Then the House would vote to raise the debt ceiling enough for a year of borrowing, but demand a year's delay in carrying out the health care law.
Within 24 hours, the House's most ardent conservatives revolted, declaring the defunding resolution a gimmick that fell well short of their drive to undo the health care law. House Democrats said they would oppose not only stripping the health care law of money but also a spending level that maintains sequestration.
"The continued operation of the sequester is inimical to the interest of the United States, to the government, to the people and to international security," said Representative Steny H. Hoyer of Maryland, the Democratic whip, who promised to hold his members against the Cantor plan.
It was delayed indefinitely as House Republicans resumed their search for a measure that could unite them. One group of conservatives on Thursday pressed what they called a compromise: a one-year stopgap spending bill that would raise the debt ceiling for a year, delay all aspects of the health care law for a year, and give back some of the Pentagon cuts as a sweetener.
Backers insisted on Thursday that it was a package Mr. Obama should be able to accept. Representative Phil Gingrey, Republican of Georgia, said seven Democratic senators facing re-election fights next year in Republican-leaning states would provide a beachhead of Democratic support, and noted the president had already agreed to some delays for his health law.
(Read more: US Treasury to hit debt limit by mid-October)
Democrats scoffed at the Republican plans, and even some Republican leadership aides questioned how any could get to the president's desk. Mr. Reid called the succession of proposals "juvenile political games" and suggested that many Republicans had lost touch with reality.
Senator Richard J. Durbin of Illinois, the second ranking Democrat, said, "Sometimes I sympathize with Speaker Boehner, but the fact of the matter is, if he wants to lead for the good of the nation, he has to step beyond the Tea Party faction of his caucus."
Republican divisions were manifest not only in the tactics they have proposed but also in the strategic aims of those tactics.
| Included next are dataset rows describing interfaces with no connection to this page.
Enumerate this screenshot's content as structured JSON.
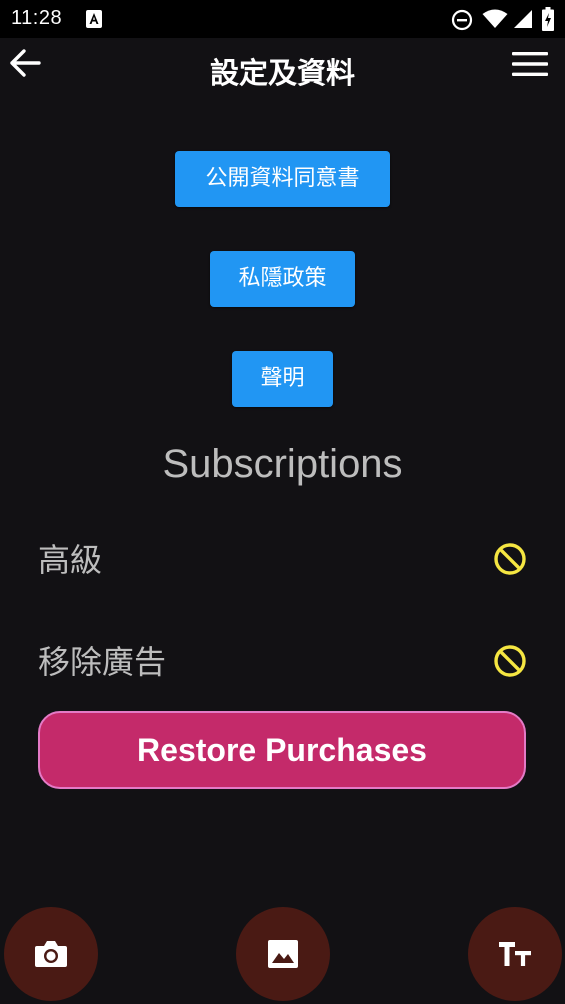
{
  "status_bar": {
    "time": "11:28",
    "icons": [
      "accessibility-icon",
      "do-not-disturb-icon",
      "wifi-icon",
      "signal-icon",
      "battery-icon"
    ]
  },
  "app_bar": {
    "title": "設定及資料",
    "back_icon": "back-arrow-icon",
    "menu_icon": "hamburger-menu-icon"
  },
  "links": [
    {
      "label": "公開資料同意書"
    },
    {
      "label": "私隱政策"
    },
    {
      "label": "聲明"
    }
  ],
  "subscriptions": {
    "title": "Subscriptions",
    "items": [
      {
        "label": "高級",
        "status_icon": "not-subscribed-icon"
      },
      {
        "label": "移除廣告",
        "status_icon": "not-subscribed-icon"
      }
    ],
    "restore_label": "Restore Purchases"
  },
  "fab_buttons": [
    {
      "icon": "camera-icon"
    },
    {
      "icon": "image-icon"
    },
    {
      "icon": "text-size-icon"
    }
  ],
  "colors": {
    "background": "#121114",
    "link_button": "#2196f3",
    "restore_button": "#c42a6a",
    "restore_border": "#e47ac6",
    "status_icon": "#f5e642",
    "fab": "#4a1a14"
  }
}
Mr. Boehner continued to emphasize taming the budget deficit as the price for a debt-ceiling increase.
But the urgency of that mission was undercut by government financing figures released Thursday by the Treasury, which showed the smallest annual shortfall since 2008. In the first 11 months of the current fiscal year, the deficit reached $755.8 billion, with tax revenues rising and spending falling. The deficit in fiscal 2012 was $1.1 trillion.
With no resolution in sight, Republican leaders said decisions would have to be made next week on a way forward—with Democratic votes, or Republican unity. But Mr. Boehner gave no indication he knew which way to turn.
"There are a million options that are being discussed by a lot of people," he said. "When we have something to report, we'll let you know."
—By Jonathan Weisman of The New York Times